J. Russia and Eurasia Program. The U.S.-Russia relationship has plummeted to unprecedented postCold War lows. Can this downward trajectory be arrested? What are the key dangers in the current situation and how might the White House seek to prevent things from getting out of hand?
K. Africa Program. Narratives about Sub-Saharan Africa’s future often oscillate between unrealistic optimism and blanket pessimism. Clearly the truth lies in a more nuanced middle. Compare and contrast the recent trajectories of two African countries - including both their economic and political dimensions - to help illuminate a nuanced picture of Africa’s current direction.
2021 – 2022 Requirements:
Democracy, Conflict, and Governance

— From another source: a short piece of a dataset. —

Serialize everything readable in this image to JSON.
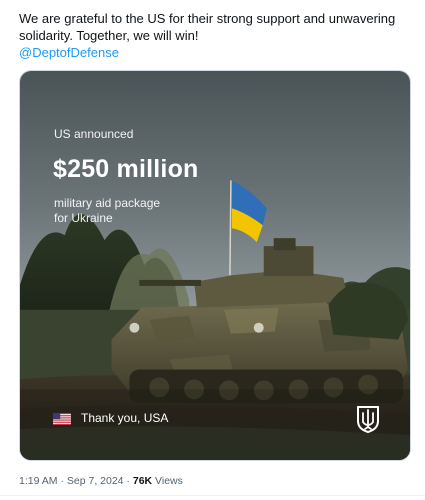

U.S. Foreign Policy and Diplomacy – The Junior Fellow will support Carnegie Endowment President Ambassador William J. Burns on research and writing that seeks to shape American diplomacy. Applicants should have coursework in U.S. foreign policy, broad-gauged regional lens, an interest in policy analysis and formulation, and superb writing skills.
Technology and International Affairs (including the Cyber Policy Initiative)
Middle East – Strong reading fluency and the ability to perform academic as well as on-line research in Arabic essential. Strong background in Middle East politics and/or history is a huge plus.
South Asia – A strong academic background in international relations theory, political theory, or international political economy is essential, along with an interest in military issues. The ability to perform quantitative data manipulation is required and a strong mathematical background is a plus.
Asia Program (China) – Mandarin Chinese reading skills required.
Asia Program (Japan) – Japanese reading skills required.
Asia Program (Economics) – Mandarin Chinese reading skills a huge plus. Strong background in economics essential.
Please note: Applicants for the Asia program with skills in two or more of the above areas (Chinese language skills, Japanese language skills, strong economics background) will be at an advantage when applying, regardless of their essay selection.
Russia and Eurasia – Excellent Russian reading skills required.
Africa Program - The Africa Program examines the economic, social, political, and external factors shaping Africa today, with the aim of helping regional and international policy actors strengthen their contributions to a better African future.